Mohawk Tannery meeting Tuesday
NASHUA – The federal government shutdown stalled progress on the U.S. Environmental Protection Agency’s Superfund site, the Mohawk Tannery, but the developer scheduled a meeting for officials and residents living in the area for for 6:30 p.m. Tuesday at the United Way of Greater Nashua office, 20 Broad St.
Community involvement coordinator for the EPA regional office in Boston Kelsey Dumville said the last time agency representatives met with those from the city was in November for a status check. Since that time, she said there has not been any changes in terms of a decision being made. She said they are looking to meet with the site developer Bernard (Bernie) Plante in the near future. Additionally, the goal is to have an action plan assembled in March.
She said the proposal involves addressing the city-owned properties, as well as the Fimbel Door landfill, and aspects of the EPA’s proposed remedy there. She said there is a lot of ongoing discussion between the developer and the city on ways to best address this, and to determing if there are other alternatives.
“EPA is proposing to remove the material from the Fimbel Door facility to the lagoons,” Dumville said. “They would be held in place with a retaining wall, I believe secant wall.”
She said it is also being proposed to move all the material contaminated with asbestos from city-owned property to the site of the lagoons so the rest of the property can be developed. The EPA has devised a few alternatives to remedy the site at the end of Fairmount Street.
Details on each alternative can be found online at, https://semspub.epa.gov/work/01/627478.pdf.
“EPA’s preferred alternative is Alternative 5, estimated between $8 million-$14.2 million,” Dumville stated in an email. While this is the EPA’s preferred remedy, nothing has been proposed just yet.
This waste encapsulation and impermeable capping alternative relies on the consolidation of all the sludge and soils and encapsulation at the lagoon areas. This would be done by using one of three vertical containment technologies, as well as an impermeable cap over the material. According to the EPA’s description, the vertical containment and cap would be designed to withstand a 500-year flood event. Mitigation structures such as drainage swales would be built on site to compensate for the flood storage loss that might result in a 100-year flood event.
Alternative 1 looks at excavation with off-site disposal, and brings along with it a cost at around $32.6 million. Another alternative deals with on-site treatment and runs around $18.7 million.
“The city, EPA, (New Hampshire Department of Environmental Services) and the developer have all been working really closely on this until last month or so, and certainly anticipate being able to work closely again,” Dumville said.
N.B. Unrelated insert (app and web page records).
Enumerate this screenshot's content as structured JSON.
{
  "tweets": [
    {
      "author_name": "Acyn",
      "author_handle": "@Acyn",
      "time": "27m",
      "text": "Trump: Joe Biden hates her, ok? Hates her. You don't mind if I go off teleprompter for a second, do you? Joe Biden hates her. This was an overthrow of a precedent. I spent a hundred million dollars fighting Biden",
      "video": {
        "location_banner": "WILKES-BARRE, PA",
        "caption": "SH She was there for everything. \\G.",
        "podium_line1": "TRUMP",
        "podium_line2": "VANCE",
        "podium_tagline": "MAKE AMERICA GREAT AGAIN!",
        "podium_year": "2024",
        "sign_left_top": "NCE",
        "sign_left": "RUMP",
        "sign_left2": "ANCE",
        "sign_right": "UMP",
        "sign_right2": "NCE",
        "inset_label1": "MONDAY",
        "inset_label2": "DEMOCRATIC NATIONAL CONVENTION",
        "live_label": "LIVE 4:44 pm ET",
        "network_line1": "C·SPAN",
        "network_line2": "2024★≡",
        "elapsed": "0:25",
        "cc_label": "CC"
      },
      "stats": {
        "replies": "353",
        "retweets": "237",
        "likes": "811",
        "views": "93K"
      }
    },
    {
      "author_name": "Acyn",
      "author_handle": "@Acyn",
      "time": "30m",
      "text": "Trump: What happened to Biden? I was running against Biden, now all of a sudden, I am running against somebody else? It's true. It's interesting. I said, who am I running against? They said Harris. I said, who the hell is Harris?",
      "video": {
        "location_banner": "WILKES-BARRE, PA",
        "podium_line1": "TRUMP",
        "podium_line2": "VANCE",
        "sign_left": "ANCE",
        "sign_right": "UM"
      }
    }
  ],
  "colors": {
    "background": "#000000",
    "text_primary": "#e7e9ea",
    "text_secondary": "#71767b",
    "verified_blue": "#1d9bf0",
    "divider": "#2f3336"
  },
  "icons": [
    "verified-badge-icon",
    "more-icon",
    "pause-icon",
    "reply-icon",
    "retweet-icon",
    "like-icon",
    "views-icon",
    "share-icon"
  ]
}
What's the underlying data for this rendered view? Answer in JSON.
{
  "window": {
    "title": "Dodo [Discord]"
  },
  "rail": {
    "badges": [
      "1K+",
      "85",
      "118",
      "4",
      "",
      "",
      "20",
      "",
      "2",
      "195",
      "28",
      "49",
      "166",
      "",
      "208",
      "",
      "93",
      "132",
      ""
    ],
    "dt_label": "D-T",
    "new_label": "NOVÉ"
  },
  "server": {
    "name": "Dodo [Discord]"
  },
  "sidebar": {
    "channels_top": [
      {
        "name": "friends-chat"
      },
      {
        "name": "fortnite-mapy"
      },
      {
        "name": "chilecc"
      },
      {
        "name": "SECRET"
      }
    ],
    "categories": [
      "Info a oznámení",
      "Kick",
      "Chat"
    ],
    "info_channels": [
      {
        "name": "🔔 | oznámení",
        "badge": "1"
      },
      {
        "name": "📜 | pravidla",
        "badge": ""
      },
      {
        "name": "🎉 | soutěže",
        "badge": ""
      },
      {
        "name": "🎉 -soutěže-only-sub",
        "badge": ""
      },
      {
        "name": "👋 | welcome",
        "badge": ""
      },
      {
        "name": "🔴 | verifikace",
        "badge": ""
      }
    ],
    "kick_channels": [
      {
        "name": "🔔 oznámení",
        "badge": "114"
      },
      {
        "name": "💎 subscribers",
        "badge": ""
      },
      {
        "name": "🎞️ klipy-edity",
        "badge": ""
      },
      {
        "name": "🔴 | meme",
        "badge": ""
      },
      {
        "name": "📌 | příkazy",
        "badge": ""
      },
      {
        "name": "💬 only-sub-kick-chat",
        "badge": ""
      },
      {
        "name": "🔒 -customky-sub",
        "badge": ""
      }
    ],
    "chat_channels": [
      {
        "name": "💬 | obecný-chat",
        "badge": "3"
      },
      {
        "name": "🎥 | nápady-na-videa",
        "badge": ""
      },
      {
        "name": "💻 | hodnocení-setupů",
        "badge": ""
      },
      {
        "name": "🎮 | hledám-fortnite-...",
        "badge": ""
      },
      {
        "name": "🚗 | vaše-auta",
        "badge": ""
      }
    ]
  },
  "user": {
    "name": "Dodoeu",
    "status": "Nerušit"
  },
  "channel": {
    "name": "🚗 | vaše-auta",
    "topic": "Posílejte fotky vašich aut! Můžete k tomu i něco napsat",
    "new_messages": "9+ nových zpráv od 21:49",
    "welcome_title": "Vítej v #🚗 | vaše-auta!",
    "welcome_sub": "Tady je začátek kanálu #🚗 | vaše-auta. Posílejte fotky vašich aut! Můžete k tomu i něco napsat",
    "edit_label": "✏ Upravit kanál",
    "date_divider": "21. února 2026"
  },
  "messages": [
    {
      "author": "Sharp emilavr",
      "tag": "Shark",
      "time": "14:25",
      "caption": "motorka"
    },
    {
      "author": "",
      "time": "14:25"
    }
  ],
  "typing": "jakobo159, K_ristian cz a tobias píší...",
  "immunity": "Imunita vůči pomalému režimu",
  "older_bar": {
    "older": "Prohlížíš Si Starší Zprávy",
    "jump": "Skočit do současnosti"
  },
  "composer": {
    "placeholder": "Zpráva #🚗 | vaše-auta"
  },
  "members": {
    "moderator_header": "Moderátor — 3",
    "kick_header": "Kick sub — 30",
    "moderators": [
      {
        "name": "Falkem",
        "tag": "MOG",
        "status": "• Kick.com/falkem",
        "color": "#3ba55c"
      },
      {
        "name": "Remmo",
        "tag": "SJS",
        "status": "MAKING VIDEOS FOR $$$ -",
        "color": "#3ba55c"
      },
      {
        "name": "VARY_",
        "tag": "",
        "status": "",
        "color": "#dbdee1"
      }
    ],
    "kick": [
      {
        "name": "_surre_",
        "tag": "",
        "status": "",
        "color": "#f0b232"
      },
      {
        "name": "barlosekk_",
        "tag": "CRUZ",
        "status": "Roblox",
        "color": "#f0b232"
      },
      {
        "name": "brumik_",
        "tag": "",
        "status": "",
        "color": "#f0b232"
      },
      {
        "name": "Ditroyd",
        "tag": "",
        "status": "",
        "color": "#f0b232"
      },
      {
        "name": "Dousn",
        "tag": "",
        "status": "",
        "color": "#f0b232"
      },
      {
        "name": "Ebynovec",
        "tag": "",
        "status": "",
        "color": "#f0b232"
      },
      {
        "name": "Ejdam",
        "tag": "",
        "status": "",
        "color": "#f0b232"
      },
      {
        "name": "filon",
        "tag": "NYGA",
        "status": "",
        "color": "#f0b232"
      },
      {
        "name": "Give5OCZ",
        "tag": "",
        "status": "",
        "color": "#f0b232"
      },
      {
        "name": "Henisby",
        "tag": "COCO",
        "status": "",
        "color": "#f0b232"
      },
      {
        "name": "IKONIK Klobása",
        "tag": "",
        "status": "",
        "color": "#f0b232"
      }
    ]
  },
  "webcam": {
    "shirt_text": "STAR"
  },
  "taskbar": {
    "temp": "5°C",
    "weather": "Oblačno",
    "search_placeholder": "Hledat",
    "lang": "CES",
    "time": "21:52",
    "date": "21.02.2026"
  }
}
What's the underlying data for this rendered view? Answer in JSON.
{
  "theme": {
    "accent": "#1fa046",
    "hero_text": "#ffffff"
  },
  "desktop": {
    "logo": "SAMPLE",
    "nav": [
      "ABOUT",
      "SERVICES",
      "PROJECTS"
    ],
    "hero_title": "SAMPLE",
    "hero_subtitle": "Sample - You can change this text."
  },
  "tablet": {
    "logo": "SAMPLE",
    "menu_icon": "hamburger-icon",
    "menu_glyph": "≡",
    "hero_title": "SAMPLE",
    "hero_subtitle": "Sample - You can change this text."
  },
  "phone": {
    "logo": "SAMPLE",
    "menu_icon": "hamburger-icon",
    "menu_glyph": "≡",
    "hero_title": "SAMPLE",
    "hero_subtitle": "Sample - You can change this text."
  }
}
Dumville said the agency took comments on the three different alternatives, read and responded to each and will take them into account when issuing their final decision. She anticipates to have that decision signed by the end of March, but said Alternative 5 is still their preferred alternative.
“We want to analyze and closely look at all the comments received and make sure we’re considering each of those,” Dumville said.
She said the EPA wants to ensure the decision they make lands them in the direction they need to be in to move forward, and once they issue their decision, the action memo will be put together outlining the work that needs to get done, and how the work will take place. She said no date has been set for the next meeting with all of the agencies, but hopes it will be set no later than the end of March.
“We originally thought work could begin as early as this summer,” Dumville said. “I think it’s more likely that work wouldn’t actually begin until next spring, 2020.”
The former Mohawk Tannery, also known as Granite State Leathers, actively tanned hides for leather from 1924 to 1984, while disposing of tannery process waste in the lagoons. As a result, the sludge and soils in these areas are contaminated with heavy metals, dioxin and semi-volatile organic compounds. The site consists of two parcels, roughly 15 acres each, at the end of the Fairmount Heights and Little Florida neighborhood.
Members of the North-East-West Nashua Civic Association shared a photo of an email Plante distributed dated Jan. 30 on their Facebook page. In this, he invites officials and neighbors to a meeting to discuss an environmental update and redevelopment use for the three properties, Mohawk Tannery, Fimbel Door and city properties.
Nashua Alderman Tom Lopez said this meeting is focused on those residing in the area of the tannery to gather their insights on how they would like to see the area be developed. Plante said it will bring people up to speed on what is happening. He arranged this meeting with Lopez in order to keep neighborhood residents informed on their progress.
Right now, Plante said work is underway on the design on the environmental resolution and land use design. He suspects the EPA will not propose anything until late March.
“We anticipate that they will accept the secant pile system alternative, but they have not made a final decision,” Plante said. “They were delayed because of the government shutdown.”
“At this point, I think we’re going to get that input, firm up the design and get prepared to meet again with those agencies,” Plante said.